Print all entries below exactly as they appear.

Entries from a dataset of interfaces
• • • •
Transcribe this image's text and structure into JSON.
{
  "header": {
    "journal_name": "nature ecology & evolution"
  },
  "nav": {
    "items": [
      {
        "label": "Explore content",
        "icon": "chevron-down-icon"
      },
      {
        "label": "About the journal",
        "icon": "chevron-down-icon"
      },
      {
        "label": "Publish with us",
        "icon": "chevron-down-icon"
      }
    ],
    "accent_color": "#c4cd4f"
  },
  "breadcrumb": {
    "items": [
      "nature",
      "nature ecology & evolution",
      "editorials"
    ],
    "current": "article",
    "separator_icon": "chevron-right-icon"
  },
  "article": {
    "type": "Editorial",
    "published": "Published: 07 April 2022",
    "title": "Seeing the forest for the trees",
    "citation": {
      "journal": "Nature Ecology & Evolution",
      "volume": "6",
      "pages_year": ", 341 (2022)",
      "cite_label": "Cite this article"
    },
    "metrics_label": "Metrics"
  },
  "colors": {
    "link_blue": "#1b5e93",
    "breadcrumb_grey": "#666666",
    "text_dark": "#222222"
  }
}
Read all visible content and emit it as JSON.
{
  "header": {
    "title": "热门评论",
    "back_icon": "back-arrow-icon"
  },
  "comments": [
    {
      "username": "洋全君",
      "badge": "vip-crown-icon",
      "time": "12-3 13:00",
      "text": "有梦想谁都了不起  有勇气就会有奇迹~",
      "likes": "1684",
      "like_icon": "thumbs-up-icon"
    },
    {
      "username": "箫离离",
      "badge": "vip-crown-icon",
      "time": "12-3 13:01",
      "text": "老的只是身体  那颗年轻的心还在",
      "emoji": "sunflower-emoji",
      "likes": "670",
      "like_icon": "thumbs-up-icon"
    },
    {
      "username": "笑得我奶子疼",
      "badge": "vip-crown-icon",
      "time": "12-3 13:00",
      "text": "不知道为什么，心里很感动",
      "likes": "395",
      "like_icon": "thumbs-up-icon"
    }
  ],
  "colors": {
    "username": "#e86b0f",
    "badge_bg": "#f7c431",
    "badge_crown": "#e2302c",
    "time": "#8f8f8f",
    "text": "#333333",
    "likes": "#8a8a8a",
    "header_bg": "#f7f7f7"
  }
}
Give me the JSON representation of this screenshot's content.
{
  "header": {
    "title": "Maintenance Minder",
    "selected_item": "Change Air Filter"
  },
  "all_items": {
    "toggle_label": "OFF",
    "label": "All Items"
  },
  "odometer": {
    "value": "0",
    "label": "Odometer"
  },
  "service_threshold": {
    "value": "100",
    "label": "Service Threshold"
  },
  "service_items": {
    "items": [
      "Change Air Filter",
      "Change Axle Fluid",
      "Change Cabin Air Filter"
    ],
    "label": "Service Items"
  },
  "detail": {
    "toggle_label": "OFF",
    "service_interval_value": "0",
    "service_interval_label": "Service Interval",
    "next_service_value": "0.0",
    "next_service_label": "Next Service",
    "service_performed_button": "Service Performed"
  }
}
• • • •
▶ **Solution below**:
Transcribe this image's text and structure into JSON.
{
  "header": {
    "journal_name": "nature ecology & evolution"
  },
  "nav": {
    "items": [
      {
        "label": "Explore content",
        "icon": "chevron-down-icon"
      },
      {
        "label": "About the journal",
        "icon": "chevron-down-icon"
      },
      {
        "label": "Publish with us",
        "icon": "chevron-down-icon"
      }
    ],
    "accent_color": "#c4cd4f"
  },
  "breadcrumb": {
    "items": [
      "nature",
      "nature ecology & evolution",
      "editorials"
    ],
    "current": "article",
    "separator_icon": "chevron-right-icon"
  },
  "article": {
    "type": "Editorial",
    "published": "Published: 07 April 2022",
    "title": "Seeing the forest for the trees",
    "citation": {
      "journal": "Nature Ecology & Evolution",
      "volume": "6",
      "pages_year": ", 341 (2022)",
      "cite_label": "Cite this article"
    },
    "metrics_label": "Metrics"
  },
  "colors": {
    "link_blue": "#1b5e93",
    "breadcrumb_grey": "#666666",
    "text_dark": "#222222"
  }
}
Read all visible content and emit it as JSON.
{
  "header": {
    "title": "热门评论",
    "back_icon": "back-arrow-icon"
  },
  "comments": [
    {
      "username": "洋全君",
      "badge": "vip-crown-icon",
      "time": "12-3 13:00",
      "text": "有梦想谁都了不起  有勇气就会有奇迹~",
      "likes": "1684",
      "like_icon": "thumbs-up-icon"
    },
    {
      "username": "箫离离",
      "badge": "vip-crown-icon",
      "time": "12-3 13:01",
      "text": "老的只是身体  那颗年轻的心还在",
      "emoji": "sunflower-emoji",
      "likes": "670",
      "like_icon": "thumbs-up-icon"
    },
    {
      "username": "笑得我奶子疼",
      "badge": "vip-crown-icon",
      "time": "12-3 13:00",
      "text": "不知道为什么，心里很感动",
      "likes": "395",
      "like_icon": "thumbs-up-icon"
    }
  ],
  "colors": {
    "username": "#e86b0f",
    "badge_bg": "#f7c431",
    "badge_crown": "#e2302c",
    "time": "#8f8f8f",
    "text": "#333333",
    "likes": "#8a8a8a",
    "header_bg": "#f7f7f7"
  }
}
Give me the JSON representation of this screenshot's content.
{
  "header": {
    "title": "Maintenance Minder",
    "selected_item": "Change Air Filter"
  },
  "all_items": {
    "toggle_label": "OFF",
    "label": "All Items"
  },
  "odometer": {
    "value": "0",
    "label": "Odometer"
  },
  "service_threshold": {
    "value": "100",
    "label": "Service Threshold"
  },
  "service_items": {
    "items": [
      "Change Air Filter",
      "Change Axle Fluid",
      "Change Cabin Air Filter"
    ],
    "label": "Service Items"
  },
  "detail": {
    "toggle_label": "OFF",
    "service_interval_value": "0",
    "service_interval_label": "Service Interval",
    "next_service_value": "0.0",
    "next_service_label": "Next Service",
    "service_performed_button": "Service Performed"
  }
}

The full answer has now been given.